* Exercise *
Check every line of the entries for the string "anonyme" and return the ones that contain it.

Extracted records
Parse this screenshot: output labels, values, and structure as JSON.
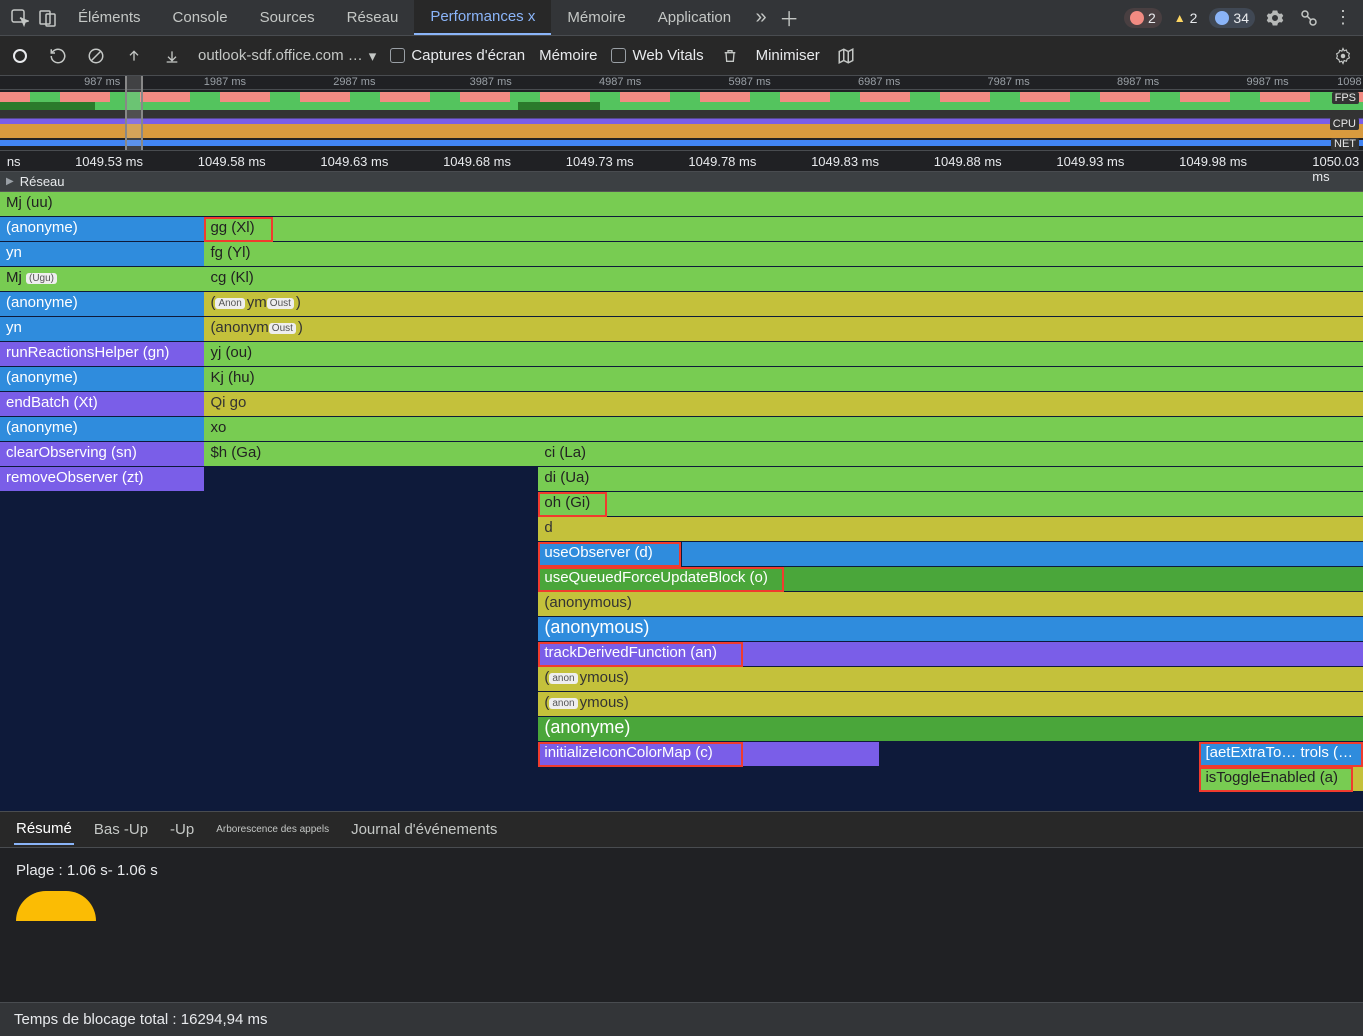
{
  "tabs": {
    "elements": "Éléments",
    "console": "Console",
    "sources": "Sources",
    "network": "Réseau",
    "performance": "Performances x",
    "memory": "Mémoire",
    "application": "Application"
  },
  "badges": {
    "errors": "2",
    "warnings": "2",
    "info": "34"
  },
  "toolbar": {
    "url": "outlook-sdf.office.com …",
    "screenshots": "Captures d'écran",
    "memory": "Mémoire",
    "web_vitals": "Web Vitals",
    "collapse": "Minimiser"
  },
  "overview_ticks": [
    "987 ms",
    "1987 ms",
    "2987 ms",
    "3987 ms",
    "4987 ms",
    "5987 ms",
    "6987 ms",
    "7987 ms",
    "8987 ms",
    "9987 ms",
    "1098"
  ],
  "ov_labels": {
    "fps": "FPS",
    "cpu": "CPU",
    "net": "NET"
  },
  "main_ticks": [
    "ns",
    "1049.53 ms",
    "1049.58 ms",
    "1049.63 ms",
    "1049.68 ms",
    "1049.73 ms",
    "1049.78 ms",
    "1049.83 ms",
    "1049.88 ms",
    "1049.93 ms",
    "1049.98 ms",
    "1050.03 ms"
  ],
  "section_network": "Réseau",
  "flame": {
    "r0": "Mj (uu)",
    "r1a": "(anonyme)",
    "r1b": "gg (Xl)",
    "r2a": "yn",
    "r2b": "fg (Yl)",
    "r3a": "Mj",
    "r3a_chip": "(Ugu)",
    "r3b": "cg (Kl)",
    "r4a": "(anonyme)",
    "r4b_open": "(",
    "r4b_chip1": "Anon",
    "r4b_mid": "ym",
    "r4b_chip2": "Oust",
    "r4b_close": ")",
    "r5a": "yn",
    "r5b": "(anonym",
    "r5b_chip": "Oust",
    "r5b_close": ")",
    "r6a": "runReactionsHelper (gn)",
    "r6b": "yj (ou)",
    "r7a": "(anonyme)",
    "r7b": "Kj (hu)",
    "r8a": "endBatch (Xt)",
    "r8b": "Qi go",
    "r9a": "(anonyme)",
    "r9b": "xo",
    "r10a": "clearObserving (sn)",
    "r10b": "$h (Ga)",
    "r10c": "ci (La)",
    "r11a": "removeObserver (zt)",
    "r11c": "di (Ua)",
    "r12c": "oh (Gi)",
    "r13c": "d",
    "r14c": "useObserver (d)",
    "r15c": "useQueuedForceUpdateBlock (o)",
    "r16c": "(anonymous)",
    "r17c": "(anonymous)",
    "r18c": "trackDerivedFunction (an)",
    "r19c_pre": "(",
    "r19c_chip": "anon",
    "r19c_post": "ymous)",
    "r20c_pre": "(",
    "r20c_chip": "anon",
    "r20c_post": "ymous)",
    "r21c": "(anonyme)",
    "r22c": "initializeIconColorMap (c)",
    "r22d": "[aetExtraTo… trols (co)]",
    "r23d": "isToggleEnabled (a)"
  },
  "bottom_tabs": {
    "summary": "Résumé",
    "bottomup": "Bas -Up",
    "bu2": "-Up",
    "calltree": "Arborescence des appels",
    "eventlog": "Journal d'événements"
  },
  "summary": {
    "range": "Plage : 1.06 s- 1.06 s"
  },
  "footer": "Temps de blocage total : 16294,94 ms"
}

* Output of the task *
    "r1a": "(anonyme)",
    "r4a": "(anonyme)",
    "r7a": "(anonyme)",
    "r9a": "(anonyme)",
    "r21c": "(anonyme)",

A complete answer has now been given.